- Each student must write and defend a dissertation containing original contributions and evidence of significant scholarship. The dissertation defense is public and must be given before an approved examining committee.
For more detailed information about the Applied Mathematics PhD, see department website.
|Complete the following program requirements:
|Students must satisfy a breadth requirement by completing a total of six graduate math courses from among several areas of mathematics, with no more than three of these courses from any one areas.
|Complete a minimum of one of the following readings courses:
|Readings in Mathematics
|Rdgs:Math Fndts-Cmptr Sc
|Readings: Discrete Mathematics
|Complete an additional 21 elective credit hours of graduate level coursework, in consultation with the program director. The following courses will not count toward the Ph.D. in Applied Mathematics: MATH 5010, MATH 5012-5017, MATH 5198, MATH 5779 and MATH 5830.
|Complete 30 dissertation credit hours.
|Numerical Analysis I
|Numerical Analysis II
|Introduction to Finite Element Methods
|Monte Carlo Methods
|Finite Difference Methods for Partial Differential Equations
|Numerical Linear Algebra
|Topics in Computational Mathematics
|Mathematical Foundations of Finite Element Methods
|Iterative Methods in Numerical Linear Algebra
|Discrete Math Modeling
|Applied Graph Theory
|Advanced Graph Theory
|Topics in Discrete Math
|Advanced Linear Programming
|Advanced Nonlinear Programming
|Topics in Optimization
|Intro to Statistical and Machine Learning
|Applied Regression Analysis
|Workshop in Statistical Consulting
|Spatial Data Analysis
|Statistical and Machine Learning
|Theory of Numbers
|Functions of a Complex Variable
|Machine Learning Methods
|Partial Differential Equations
|Real Analysis (Note: This course may count as a breadth course only if Math 5070 (Applied Analysis) is also taken.)
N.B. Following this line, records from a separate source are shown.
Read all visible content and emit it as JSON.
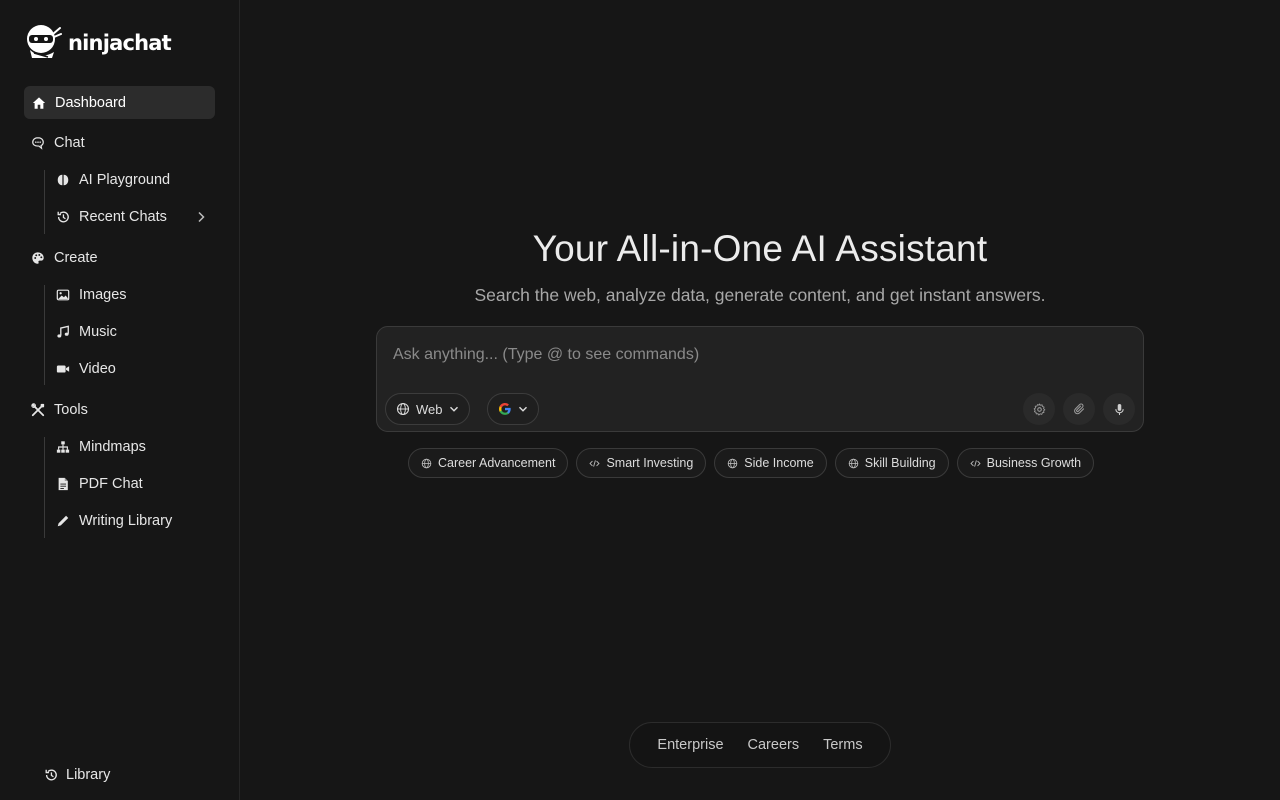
{
  "brand": {
    "name": "ninjachat"
  },
  "sidebar": {
    "dashboard": "Dashboard",
    "chat": {
      "label": "Chat",
      "items": [
        "AI Playground",
        "Recent Chats"
      ]
    },
    "create": {
      "label": "Create",
      "items": [
        "Images",
        "Music",
        "Video"
      ]
    },
    "tools": {
      "label": "Tools",
      "items": [
        "Mindmaps",
        "PDF Chat",
        "Writing Library"
      ]
    },
    "library": "Library"
  },
  "hero": {
    "title": "Your All-in-One AI Assistant",
    "subtitle": "Search the web, analyze data, generate content, and get instant answers."
  },
  "composer": {
    "placeholder": "Ask anything... (Type @ to see commands)",
    "value": "",
    "source_label": "Web",
    "engine_icon": "google-icon"
  },
  "suggestions": [
    {
      "label": "Career Advancement",
      "icon": "globe-icon"
    },
    {
      "label": "Smart Investing",
      "icon": "code-icon"
    },
    {
      "label": "Side Income",
      "icon": "globe-icon"
    },
    {
      "label": "Skill Building",
      "icon": "globe-icon"
    },
    {
      "label": "Business Growth",
      "icon": "code-icon"
    }
  ],
  "footer": {
    "links": [
      "Enterprise",
      "Careers",
      "Terms"
    ]
  },
  "colors": {
    "background": "#161616",
    "active_item": "#2c2c2c",
    "border": "#3a3a3a"
  }
}
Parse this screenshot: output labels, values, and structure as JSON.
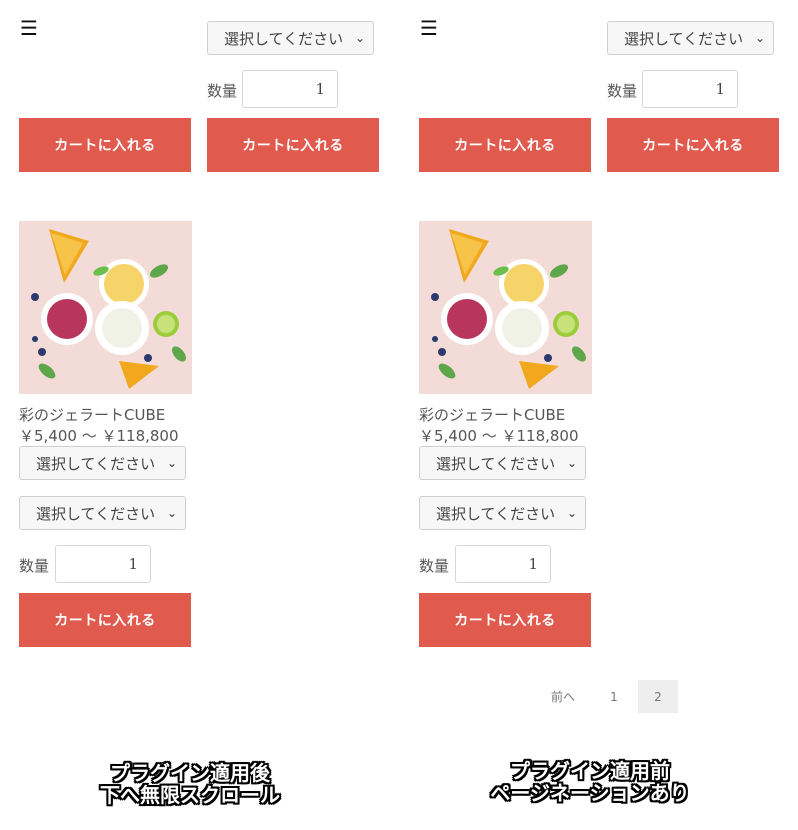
{
  "left": {
    "menu_icon": "hamburger-icon",
    "select_placeholder": "選択してください",
    "quantity_label": "数量",
    "quantity_value": "1",
    "cart_label": "カートに入れる",
    "product": {
      "name": "彩のジェラートCUBE",
      "price": "￥5,400 ～ ￥118,800"
    },
    "caption_line1": "プラグイン適用後",
    "caption_line2": "下へ無限スクロール"
  },
  "right": {
    "menu_icon": "hamburger-icon",
    "select_placeholder": "選択してください",
    "quantity_label": "数量",
    "quantity_value": "1",
    "cart_label": "カートに入れる",
    "product": {
      "name": "彩のジェラートCUBE",
      "price": "￥5,400 ～ ￥118,800"
    },
    "pagination": {
      "prev": "前へ",
      "pages": [
        "1",
        "2"
      ],
      "current": "2"
    },
    "caption_line1": "プラグイン適用前",
    "caption_line2": "ページネーションあり"
  },
  "colors": {
    "button": "#e05a4e",
    "select_bg": "#f7f7f7",
    "pager_current_bg": "#eeeeee"
  }
}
|Stochastic Differential Equations
|Modern Algebra I
|Topics in Linear Algebra
To learn more about the Student Learning Outcomes for this program, please visit our website.